» **Work instructions**
Return the lines below that carry the word "JSON".

***

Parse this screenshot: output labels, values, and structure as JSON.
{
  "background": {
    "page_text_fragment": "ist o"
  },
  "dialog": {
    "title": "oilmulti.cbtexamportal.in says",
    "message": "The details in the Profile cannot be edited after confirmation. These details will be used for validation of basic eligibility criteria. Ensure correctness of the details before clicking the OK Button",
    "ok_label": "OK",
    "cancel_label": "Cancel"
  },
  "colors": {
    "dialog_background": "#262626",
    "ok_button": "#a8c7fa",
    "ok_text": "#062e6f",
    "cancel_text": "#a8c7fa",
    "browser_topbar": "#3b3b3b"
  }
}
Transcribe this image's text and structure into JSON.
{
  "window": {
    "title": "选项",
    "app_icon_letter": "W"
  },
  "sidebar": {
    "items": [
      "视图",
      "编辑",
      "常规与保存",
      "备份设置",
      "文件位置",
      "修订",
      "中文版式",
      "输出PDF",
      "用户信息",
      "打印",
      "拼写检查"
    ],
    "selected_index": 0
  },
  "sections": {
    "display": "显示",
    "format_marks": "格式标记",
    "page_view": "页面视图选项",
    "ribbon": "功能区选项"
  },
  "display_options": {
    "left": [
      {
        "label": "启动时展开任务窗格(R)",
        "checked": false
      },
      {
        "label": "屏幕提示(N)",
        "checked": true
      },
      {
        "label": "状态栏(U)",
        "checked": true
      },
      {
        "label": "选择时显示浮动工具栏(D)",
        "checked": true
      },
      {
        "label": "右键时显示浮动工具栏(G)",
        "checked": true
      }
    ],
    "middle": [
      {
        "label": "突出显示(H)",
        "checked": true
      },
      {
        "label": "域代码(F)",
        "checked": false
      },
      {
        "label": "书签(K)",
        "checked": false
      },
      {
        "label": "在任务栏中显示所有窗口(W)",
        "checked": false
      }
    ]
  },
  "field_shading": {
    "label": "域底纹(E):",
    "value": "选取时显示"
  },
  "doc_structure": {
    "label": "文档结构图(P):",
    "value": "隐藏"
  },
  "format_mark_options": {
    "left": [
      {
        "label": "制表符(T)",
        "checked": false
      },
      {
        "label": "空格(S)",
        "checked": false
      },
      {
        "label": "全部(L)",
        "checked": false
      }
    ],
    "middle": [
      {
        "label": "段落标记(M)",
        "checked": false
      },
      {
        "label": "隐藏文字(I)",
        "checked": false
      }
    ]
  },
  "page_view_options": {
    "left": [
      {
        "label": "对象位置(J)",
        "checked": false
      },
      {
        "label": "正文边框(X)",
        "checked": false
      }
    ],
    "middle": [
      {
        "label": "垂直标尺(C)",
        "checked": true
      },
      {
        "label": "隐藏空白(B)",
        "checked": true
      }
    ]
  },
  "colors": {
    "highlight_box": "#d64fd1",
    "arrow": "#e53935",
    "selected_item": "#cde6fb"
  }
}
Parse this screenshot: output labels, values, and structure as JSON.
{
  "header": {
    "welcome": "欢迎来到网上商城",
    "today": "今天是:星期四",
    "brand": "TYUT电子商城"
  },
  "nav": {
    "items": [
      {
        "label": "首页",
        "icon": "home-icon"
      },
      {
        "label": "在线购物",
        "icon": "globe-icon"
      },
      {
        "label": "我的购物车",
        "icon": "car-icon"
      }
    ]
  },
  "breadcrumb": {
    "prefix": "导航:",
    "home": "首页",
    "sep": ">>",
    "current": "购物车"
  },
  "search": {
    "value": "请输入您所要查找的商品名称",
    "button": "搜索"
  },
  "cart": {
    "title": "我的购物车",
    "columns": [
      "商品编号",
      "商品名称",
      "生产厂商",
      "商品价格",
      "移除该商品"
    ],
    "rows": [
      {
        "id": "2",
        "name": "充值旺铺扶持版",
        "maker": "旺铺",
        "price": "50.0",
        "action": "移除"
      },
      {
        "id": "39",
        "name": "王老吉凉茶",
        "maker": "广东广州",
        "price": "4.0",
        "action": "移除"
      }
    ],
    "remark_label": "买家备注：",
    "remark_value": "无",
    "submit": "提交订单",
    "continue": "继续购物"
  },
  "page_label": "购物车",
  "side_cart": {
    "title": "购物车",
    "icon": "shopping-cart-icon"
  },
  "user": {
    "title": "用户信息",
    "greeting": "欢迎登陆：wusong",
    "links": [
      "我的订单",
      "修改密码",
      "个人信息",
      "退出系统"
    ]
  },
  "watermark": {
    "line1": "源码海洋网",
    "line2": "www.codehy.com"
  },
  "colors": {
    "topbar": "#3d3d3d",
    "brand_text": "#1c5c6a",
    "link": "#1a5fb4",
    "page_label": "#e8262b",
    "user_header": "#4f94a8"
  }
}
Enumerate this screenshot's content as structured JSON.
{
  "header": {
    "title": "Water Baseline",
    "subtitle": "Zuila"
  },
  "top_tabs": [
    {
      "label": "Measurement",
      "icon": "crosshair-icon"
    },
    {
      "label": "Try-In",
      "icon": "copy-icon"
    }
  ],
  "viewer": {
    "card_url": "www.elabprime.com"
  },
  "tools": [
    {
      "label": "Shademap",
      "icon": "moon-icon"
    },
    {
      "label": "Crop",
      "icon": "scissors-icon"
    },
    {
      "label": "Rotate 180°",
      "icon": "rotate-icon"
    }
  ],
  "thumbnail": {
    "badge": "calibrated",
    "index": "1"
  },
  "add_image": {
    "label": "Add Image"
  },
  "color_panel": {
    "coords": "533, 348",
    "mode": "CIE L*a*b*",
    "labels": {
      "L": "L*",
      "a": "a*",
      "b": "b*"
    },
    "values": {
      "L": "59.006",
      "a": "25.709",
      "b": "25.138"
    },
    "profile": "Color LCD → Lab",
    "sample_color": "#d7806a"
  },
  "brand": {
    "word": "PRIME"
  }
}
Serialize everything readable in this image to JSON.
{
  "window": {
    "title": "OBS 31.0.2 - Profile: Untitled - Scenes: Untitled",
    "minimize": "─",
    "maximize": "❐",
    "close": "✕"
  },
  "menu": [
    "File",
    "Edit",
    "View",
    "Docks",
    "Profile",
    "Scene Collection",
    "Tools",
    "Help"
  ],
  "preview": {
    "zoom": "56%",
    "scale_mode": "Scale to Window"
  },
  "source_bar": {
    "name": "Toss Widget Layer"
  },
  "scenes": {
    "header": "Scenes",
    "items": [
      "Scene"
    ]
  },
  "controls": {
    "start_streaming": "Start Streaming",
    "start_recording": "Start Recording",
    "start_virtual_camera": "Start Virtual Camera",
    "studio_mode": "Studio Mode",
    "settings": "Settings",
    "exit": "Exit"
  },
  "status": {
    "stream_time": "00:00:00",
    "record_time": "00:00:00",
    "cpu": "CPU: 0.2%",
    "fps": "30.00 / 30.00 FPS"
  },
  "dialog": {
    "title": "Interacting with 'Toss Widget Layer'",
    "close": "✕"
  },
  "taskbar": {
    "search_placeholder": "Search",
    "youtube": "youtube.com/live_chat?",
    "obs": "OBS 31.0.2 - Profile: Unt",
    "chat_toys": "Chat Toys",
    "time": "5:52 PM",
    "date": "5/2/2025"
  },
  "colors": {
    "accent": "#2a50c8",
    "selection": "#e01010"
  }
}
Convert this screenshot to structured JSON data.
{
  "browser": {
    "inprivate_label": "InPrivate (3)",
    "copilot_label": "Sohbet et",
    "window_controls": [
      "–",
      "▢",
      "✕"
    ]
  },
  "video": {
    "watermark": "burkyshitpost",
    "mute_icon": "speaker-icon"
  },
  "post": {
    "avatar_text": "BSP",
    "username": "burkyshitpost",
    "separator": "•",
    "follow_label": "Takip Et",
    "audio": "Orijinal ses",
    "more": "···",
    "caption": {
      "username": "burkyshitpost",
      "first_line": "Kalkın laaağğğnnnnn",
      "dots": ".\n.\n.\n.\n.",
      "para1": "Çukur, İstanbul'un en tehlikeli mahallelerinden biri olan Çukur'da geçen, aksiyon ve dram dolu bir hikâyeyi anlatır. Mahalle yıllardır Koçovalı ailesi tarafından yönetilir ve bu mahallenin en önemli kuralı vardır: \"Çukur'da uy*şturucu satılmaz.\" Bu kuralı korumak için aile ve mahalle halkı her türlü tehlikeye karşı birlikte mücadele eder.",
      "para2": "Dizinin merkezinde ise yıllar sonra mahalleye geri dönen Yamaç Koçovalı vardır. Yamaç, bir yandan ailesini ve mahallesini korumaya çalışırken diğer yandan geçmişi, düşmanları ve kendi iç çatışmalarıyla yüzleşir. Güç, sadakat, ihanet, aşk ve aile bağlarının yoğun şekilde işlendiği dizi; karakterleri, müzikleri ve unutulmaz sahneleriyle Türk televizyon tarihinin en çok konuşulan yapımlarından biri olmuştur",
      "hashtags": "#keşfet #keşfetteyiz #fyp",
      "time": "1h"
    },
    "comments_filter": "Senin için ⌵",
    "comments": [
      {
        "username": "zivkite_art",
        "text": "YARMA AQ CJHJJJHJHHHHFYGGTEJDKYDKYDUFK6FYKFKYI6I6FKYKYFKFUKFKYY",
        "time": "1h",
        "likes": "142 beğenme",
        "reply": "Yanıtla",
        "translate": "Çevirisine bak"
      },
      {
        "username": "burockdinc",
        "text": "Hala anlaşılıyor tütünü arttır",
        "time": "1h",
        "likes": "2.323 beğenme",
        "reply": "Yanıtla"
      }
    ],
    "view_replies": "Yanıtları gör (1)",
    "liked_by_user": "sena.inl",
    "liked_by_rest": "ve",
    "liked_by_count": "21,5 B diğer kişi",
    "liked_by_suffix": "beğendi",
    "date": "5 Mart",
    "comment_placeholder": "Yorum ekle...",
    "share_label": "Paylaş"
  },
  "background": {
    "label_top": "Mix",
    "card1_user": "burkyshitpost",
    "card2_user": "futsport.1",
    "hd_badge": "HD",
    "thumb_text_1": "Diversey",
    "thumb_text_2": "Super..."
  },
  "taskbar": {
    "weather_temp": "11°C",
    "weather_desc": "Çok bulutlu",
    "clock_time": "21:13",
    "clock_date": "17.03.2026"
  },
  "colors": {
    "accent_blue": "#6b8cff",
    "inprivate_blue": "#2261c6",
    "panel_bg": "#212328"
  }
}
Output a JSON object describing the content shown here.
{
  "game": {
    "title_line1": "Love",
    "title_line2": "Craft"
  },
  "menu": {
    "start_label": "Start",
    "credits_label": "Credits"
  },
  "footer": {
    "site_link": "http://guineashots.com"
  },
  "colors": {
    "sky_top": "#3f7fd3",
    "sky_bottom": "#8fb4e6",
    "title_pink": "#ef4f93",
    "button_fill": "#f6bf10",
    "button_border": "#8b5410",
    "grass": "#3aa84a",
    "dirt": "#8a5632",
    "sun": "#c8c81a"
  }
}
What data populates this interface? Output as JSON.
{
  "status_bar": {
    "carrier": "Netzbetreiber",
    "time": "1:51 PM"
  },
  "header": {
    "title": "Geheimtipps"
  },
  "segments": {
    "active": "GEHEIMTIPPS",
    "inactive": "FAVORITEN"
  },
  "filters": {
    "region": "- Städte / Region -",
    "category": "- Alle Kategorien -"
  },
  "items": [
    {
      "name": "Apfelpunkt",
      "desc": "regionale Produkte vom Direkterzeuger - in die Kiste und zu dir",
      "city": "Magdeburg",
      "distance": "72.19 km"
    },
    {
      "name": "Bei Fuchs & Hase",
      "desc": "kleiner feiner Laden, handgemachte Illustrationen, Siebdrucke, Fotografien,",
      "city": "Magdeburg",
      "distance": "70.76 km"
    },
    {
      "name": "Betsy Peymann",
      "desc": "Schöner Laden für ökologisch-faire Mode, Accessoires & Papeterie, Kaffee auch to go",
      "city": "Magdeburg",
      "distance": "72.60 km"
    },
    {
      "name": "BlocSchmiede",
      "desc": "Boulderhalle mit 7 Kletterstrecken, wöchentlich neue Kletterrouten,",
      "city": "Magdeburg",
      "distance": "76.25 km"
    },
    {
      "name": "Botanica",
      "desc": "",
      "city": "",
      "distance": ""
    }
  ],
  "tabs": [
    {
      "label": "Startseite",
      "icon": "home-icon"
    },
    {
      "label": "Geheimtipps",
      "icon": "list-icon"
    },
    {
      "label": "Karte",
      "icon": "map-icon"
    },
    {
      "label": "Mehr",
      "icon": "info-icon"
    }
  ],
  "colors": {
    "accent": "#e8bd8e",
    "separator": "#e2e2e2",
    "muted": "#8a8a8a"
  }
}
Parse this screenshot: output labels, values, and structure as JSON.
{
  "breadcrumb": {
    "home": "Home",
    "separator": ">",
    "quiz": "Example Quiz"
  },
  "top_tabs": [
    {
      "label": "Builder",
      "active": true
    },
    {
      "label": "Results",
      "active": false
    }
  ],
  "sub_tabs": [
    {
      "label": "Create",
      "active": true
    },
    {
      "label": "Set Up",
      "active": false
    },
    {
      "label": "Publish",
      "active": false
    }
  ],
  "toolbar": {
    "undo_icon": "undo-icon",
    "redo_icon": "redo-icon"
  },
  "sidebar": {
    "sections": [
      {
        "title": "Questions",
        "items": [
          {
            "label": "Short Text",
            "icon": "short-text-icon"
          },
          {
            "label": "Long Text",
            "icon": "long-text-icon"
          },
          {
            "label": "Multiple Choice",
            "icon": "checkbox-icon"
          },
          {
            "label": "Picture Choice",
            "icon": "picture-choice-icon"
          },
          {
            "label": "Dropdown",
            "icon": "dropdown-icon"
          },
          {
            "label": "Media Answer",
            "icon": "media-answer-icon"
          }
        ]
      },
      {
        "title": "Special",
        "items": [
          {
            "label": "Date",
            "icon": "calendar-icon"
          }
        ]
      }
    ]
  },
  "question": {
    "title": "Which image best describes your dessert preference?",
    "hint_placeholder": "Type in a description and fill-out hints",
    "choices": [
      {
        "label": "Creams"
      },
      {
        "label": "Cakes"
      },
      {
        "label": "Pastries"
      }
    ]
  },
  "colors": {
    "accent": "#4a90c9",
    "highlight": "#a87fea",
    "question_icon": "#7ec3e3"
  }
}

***

» **Response below**
Parse this screenshot: output labels, values, and structure as JSON.
Transcribe this image's text and structure into JSON.
Parse this screenshot: output labels, values, and structure as JSON.
Enumerate this screenshot's content as structured JSON.
Serialize everything readable in this image to JSON.
Convert this screenshot to structured JSON data.
Output a JSON object describing the content shown here.
What data populates this interface? Output as JSON.
Parse this screenshot: output labels, values, and structure as JSON.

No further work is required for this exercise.